## [What the task asks]
Give the entries again exactly, every one of them.

## [Supplied data]
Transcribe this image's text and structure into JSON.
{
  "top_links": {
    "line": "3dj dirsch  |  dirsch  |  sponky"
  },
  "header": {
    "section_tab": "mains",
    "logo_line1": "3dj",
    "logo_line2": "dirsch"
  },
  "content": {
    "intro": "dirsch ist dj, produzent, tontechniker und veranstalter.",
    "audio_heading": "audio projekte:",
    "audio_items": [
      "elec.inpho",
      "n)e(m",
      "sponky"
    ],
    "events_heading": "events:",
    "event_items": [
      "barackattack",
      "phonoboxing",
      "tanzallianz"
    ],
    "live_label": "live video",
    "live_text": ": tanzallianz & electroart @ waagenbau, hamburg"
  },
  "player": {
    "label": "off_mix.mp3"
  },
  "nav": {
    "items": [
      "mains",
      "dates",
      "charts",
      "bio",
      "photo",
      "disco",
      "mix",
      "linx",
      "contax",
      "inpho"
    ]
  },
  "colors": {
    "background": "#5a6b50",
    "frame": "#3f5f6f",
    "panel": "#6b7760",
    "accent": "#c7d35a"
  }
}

## [Result for this exercise]
Transcribe this image's text and structure into JSON.
{
  "top_links": {
    "line": "3dj dirsch  |  dirsch  |  sponky"
  },
  "header": {
    "section_tab": "mains",
    "logo_line1": "3dj",
    "logo_line2": "dirsch"
  },
  "content": {
    "intro": "dirsch ist dj, produzent, tontechniker und veranstalter.",
    "audio_heading": "audio projekte:",
    "audio_items": [
      "elec.inpho",
      "n)e(m",
      "sponky"
    ],
    "events_heading": "events:",
    "event_items": [
      "barackattack",
      "phonoboxing",
      "tanzallianz"
    ],
    "live_label": "live video",
    "live_text": ": tanzallianz & electroart @ waagenbau, hamburg"
  },
  "player": {
    "label": "off_mix.mp3"
  },
  "nav": {
    "items": [
      "mains",
      "dates",
      "charts",
      "bio",
      "photo",
      "disco",
      "mix",
      "linx",
      "contax",
      "inpho"
    ]
  },
  "colors": {
    "background": "#5a6b50",
    "frame": "#3f5f6f",
    "panel": "#6b7760",
    "accent": "#c7d35a"
  }
}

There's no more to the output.